(TASK STATEMENT) The answer must be every entry, retyped without a single difference.

(STUDY MATERIAL)
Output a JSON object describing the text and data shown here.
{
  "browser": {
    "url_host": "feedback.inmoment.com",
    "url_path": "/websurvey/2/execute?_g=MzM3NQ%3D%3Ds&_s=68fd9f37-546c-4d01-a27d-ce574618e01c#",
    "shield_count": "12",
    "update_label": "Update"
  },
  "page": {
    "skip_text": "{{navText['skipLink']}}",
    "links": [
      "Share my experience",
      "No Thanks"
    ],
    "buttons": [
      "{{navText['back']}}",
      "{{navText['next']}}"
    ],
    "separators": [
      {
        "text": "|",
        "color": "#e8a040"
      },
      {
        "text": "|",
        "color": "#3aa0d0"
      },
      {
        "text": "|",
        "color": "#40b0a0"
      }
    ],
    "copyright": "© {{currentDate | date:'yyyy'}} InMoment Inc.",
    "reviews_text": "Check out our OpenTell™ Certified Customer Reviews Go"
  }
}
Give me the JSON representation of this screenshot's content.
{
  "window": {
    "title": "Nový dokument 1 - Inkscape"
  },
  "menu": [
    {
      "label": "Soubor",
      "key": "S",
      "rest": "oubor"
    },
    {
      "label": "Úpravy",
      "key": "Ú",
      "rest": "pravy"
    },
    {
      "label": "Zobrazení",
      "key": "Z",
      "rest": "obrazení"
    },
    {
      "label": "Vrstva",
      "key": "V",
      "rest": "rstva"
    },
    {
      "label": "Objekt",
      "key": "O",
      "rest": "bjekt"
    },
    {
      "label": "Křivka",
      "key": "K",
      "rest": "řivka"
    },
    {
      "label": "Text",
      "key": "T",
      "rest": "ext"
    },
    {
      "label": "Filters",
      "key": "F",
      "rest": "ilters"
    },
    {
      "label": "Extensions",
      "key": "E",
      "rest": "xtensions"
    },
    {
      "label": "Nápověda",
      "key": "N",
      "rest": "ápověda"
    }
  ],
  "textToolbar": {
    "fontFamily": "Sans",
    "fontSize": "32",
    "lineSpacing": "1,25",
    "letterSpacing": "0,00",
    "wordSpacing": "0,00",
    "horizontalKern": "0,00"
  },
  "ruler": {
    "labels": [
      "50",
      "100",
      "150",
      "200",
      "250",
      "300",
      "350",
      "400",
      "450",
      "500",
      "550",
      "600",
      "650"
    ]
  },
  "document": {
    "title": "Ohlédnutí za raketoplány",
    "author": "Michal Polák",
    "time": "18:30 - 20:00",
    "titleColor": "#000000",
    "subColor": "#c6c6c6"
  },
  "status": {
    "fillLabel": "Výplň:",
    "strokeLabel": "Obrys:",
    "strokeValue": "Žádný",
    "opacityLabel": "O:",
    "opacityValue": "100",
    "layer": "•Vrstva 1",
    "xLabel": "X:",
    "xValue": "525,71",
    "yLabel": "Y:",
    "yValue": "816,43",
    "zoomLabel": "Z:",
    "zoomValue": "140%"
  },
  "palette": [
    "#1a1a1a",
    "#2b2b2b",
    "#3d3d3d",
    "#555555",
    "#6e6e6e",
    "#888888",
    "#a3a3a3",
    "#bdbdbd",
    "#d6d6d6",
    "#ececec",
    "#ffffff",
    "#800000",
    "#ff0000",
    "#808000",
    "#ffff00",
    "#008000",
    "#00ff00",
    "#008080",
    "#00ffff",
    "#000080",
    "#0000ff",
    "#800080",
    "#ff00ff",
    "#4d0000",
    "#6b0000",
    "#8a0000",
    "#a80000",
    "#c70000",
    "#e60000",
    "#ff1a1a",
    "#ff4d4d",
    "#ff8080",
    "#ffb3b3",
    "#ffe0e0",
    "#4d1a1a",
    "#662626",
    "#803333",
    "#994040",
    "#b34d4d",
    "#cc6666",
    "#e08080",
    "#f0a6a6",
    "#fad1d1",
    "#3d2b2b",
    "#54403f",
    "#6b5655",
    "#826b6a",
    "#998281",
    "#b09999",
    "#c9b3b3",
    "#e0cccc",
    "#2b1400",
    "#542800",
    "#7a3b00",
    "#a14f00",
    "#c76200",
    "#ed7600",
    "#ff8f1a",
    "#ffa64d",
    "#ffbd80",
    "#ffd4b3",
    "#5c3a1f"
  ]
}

(ANSWER)
Output a JSON object describing the text and data shown here.
{
  "browser": {
    "url_host": "feedback.inmoment.com",
    "url_path": "/websurvey/2/execute?_g=MzM3NQ%3D%3Ds&_s=68fd9f37-546c-4d01-a27d-ce574618e01c#",
    "shield_count": "12",
    "update_label": "Update"
  },
  "page": {
    "skip_text": "{{navText['skipLink']}}",
    "links": [
      "Share my experience",
      "No Thanks"
    ],
    "buttons": [
      "{{navText['back']}}",
      "{{navText['next']}}"
    ],
    "separators": [
      {
        "text": "|",
        "color": "#e8a040"
      },
      {
        "text": "|",
        "color": "#3aa0d0"
      },
      {
        "text": "|",
        "color": "#40b0a0"
      }
    ],
    "copyright": "© {{currentDate | date:'yyyy'}} InMoment Inc.",
    "reviews_text": "Check out our OpenTell™ Certified Customer Reviews Go"
  }
}
Give me the JSON representation of this screenshot's content.
{
  "window": {
    "title": "Nový dokument 1 - Inkscape"
  },
  "menu": [
    {
      "label": "Soubor",
      "key": "S",
      "rest": "oubor"
    },
    {
      "label": "Úpravy",
      "key": "Ú",
      "rest": "pravy"
    },
    {
      "label": "Zobrazení",
      "key": "Z",
      "rest": "obrazení"
    },
    {
      "label": "Vrstva",
      "key": "V",
      "rest": "rstva"
    },
    {
      "label": "Objekt",
      "key": "O",
      "rest": "bjekt"
    },
    {
      "label": "Křivka",
      "key": "K",
      "rest": "řivka"
    },
    {
      "label": "Text",
      "key": "T",
      "rest": "ext"
    },
    {
      "label": "Filters",
      "key": "F",
      "rest": "ilters"
    },
    {
      "label": "Extensions",
      "key": "E",
      "rest": "xtensions"
    },
    {
      "label": "Nápověda",
      "key": "N",
      "rest": "ápověda"
    }
  ],
  "textToolbar": {
    "fontFamily": "Sans",
    "fontSize": "32",
    "lineSpacing": "1,25",
    "letterSpacing": "0,00",
    "wordSpacing": "0,00",
    "horizontalKern": "0,00"
  },
  "ruler": {
    "labels": [
      "50",
      "100",
      "150",
      "200",
      "250",
      "300",
      "350",
      "400",
      "450",
      "500",
      "550",
      "600",
      "650"
    ]
  },
  "document": {
    "title": "Ohlédnutí za raketoplány",
    "author": "Michal Polák",
    "time": "18:30 - 20:00",
    "titleColor": "#000000",
    "subColor": "#c6c6c6"
  },
  "status": {
    "fillLabel": "Výplň:",
    "strokeLabel": "Obrys:",
    "strokeValue": "Žádný",
    "opacityLabel": "O:",
    "opacityValue": "100",
    "layer": "•Vrstva 1",
    "xLabel": "X:",
    "xValue": "525,71",
    "yLabel": "Y:",
    "yValue": "816,43",
    "zoomLabel": "Z:",
    "zoomValue": "140%"
  },
  "palette": [
    "#1a1a1a",
    "#2b2b2b",
    "#3d3d3d",
    "#555555",
    "#6e6e6e",
    "#888888",
    "#a3a3a3",
    "#bdbdbd",
    "#d6d6d6",
    "#ececec",
    "#ffffff",
    "#800000",
    "#ff0000",
    "#808000",
    "#ffff00",
    "#008000",
    "#00ff00",
    "#008080",
    "#00ffff",
    "#000080",
    "#0000ff",
    "#800080",
    "#ff00ff",
    "#4d0000",
    "#6b0000",
    "#8a0000",
    "#a80000",
    "#c70000",
    "#e60000",
    "#ff1a1a",
    "#ff4d4d",
    "#ff8080",
    "#ffb3b3",
    "#ffe0e0",
    "#4d1a1a",
    "#662626",
    "#803333",
    "#994040",
    "#b34d4d",
    "#cc6666",
    "#e08080",
    "#f0a6a6",
    "#fad1d1",
    "#3d2b2b",
    "#54403f",
    "#6b5655",
    "#826b6a",
    "#998281",
    "#b09999",
    "#c9b3b3",
    "#e0cccc",
    "#2b1400",
    "#542800",
    "#7a3b00",
    "#a14f00",
    "#c76200",
    "#ed7600",
    "#ff8f1a",
    "#ffa64d",
    "#ffbd80",
    "#ffd4b3",
    "#5c3a1f"
  ]
}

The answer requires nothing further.